Data supplied:

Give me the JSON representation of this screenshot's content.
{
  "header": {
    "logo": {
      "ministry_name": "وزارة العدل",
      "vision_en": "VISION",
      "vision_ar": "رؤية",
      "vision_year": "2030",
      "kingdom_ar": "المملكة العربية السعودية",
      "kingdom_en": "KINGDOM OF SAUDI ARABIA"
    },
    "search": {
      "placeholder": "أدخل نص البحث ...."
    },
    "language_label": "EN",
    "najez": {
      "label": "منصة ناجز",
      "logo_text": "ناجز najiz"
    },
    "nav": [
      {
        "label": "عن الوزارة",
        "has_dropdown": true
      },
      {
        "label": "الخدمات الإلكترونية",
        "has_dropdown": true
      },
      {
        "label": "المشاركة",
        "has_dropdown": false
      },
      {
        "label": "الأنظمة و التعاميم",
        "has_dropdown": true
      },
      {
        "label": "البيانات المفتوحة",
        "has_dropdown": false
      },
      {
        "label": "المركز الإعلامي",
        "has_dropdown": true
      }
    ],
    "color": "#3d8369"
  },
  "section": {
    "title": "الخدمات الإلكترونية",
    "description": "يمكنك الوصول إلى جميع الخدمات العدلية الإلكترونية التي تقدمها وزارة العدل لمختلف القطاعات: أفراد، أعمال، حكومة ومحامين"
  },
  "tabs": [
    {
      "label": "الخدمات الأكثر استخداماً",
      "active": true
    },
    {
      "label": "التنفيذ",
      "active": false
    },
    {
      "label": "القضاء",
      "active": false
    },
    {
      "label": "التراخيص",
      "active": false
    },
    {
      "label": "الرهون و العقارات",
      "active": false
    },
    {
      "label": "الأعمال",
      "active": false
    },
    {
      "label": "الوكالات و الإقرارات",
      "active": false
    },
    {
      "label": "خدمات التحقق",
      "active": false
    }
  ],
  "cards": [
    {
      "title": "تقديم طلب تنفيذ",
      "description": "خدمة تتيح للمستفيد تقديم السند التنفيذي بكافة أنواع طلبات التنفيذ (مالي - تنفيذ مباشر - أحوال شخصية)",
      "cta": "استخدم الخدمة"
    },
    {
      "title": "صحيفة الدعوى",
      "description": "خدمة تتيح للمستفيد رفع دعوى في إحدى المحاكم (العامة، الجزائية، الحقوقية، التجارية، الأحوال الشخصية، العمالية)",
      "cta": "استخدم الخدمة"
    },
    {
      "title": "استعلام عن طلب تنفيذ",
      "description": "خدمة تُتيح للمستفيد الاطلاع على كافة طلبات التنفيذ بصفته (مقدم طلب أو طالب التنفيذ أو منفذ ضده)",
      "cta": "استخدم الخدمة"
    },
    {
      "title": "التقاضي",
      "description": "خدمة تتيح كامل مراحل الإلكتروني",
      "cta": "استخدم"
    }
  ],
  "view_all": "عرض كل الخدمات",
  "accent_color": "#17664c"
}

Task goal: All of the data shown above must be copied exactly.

Task answer:
Give me the JSON representation of this screenshot's content.
{
  "header": {
    "logo": {
      "ministry_name": "وزارة العدل",
      "vision_en": "VISION",
      "vision_ar": "رؤية",
      "vision_year": "2030",
      "kingdom_ar": "المملكة العربية السعودية",
      "kingdom_en": "KINGDOM OF SAUDI ARABIA"
    },
    "search": {
      "placeholder": "أدخل نص البحث ...."
    },
    "language_label": "EN",
    "najez": {
      "label": "منصة ناجز",
      "logo_text": "ناجز najiz"
    },
    "nav": [
      {
        "label": "عن الوزارة",
        "has_dropdown": true
      },
      {
        "label": "الخدمات الإلكترونية",
        "has_dropdown": true
      },
      {
        "label": "المشاركة",
        "has_dropdown": false
      },
      {
        "label": "الأنظمة و التعاميم",
        "has_dropdown": true
      },
      {
        "label": "البيانات المفتوحة",
        "has_dropdown": false
      },
      {
        "label": "المركز الإعلامي",
        "has_dropdown": true
      }
    ],
    "color": "#3d8369"
  },
  "section": {
    "title": "الخدمات الإلكترونية",
    "description": "يمكنك الوصول إلى جميع الخدمات العدلية الإلكترونية التي تقدمها وزارة العدل لمختلف القطاعات: أفراد، أعمال، حكومة ومحامين"
  },
  "tabs": [
    {
      "label": "الخدمات الأكثر استخداماً",
      "active": true
    },
    {
      "label": "التنفيذ",
      "active": false
    },
    {
      "label": "القضاء",
      "active": false
    },
    {
      "label": "التراخيص",
      "active": false
    },
    {
      "label": "الرهون و العقارات",
      "active": false
    },
    {
      "label": "الأعمال",
      "active": false
    },
    {
      "label": "الوكالات و الإقرارات",
      "active": false
    },
    {
      "label": "خدمات التحقق",
      "active": false
    }
  ],
  "cards": [
    {
      "title": "تقديم طلب تنفيذ",
      "description": "خدمة تتيح للمستفيد تقديم السند التنفيذي بكافة أنواع طلبات التنفيذ (مالي - تنفيذ مباشر - أحوال شخصية)",
      "cta": "استخدم الخدمة"
    },
    {
      "title": "صحيفة الدعوى",
      "description": "خدمة تتيح للمستفيد رفع دعوى في إحدى المحاكم (العامة، الجزائية، الحقوقية، التجارية، الأحوال الشخصية، العمالية)",
      "cta": "استخدم الخدمة"
    },
    {
      "title": "استعلام عن طلب تنفيذ",
      "description": "خدمة تُتيح للمستفيد الاطلاع على كافة طلبات التنفيذ بصفته (مقدم طلب أو طالب التنفيذ أو منفذ ضده)",
      "cta": "استخدم الخدمة"
    },
    {
      "title": "التقاضي",
      "description": "خدمة تتيح كامل مراحل الإلكتروني",
      "cta": "استخدم"
    }
  ],
  "view_all": "عرض كل الخدمات",
  "accent_color": "#17664c"
}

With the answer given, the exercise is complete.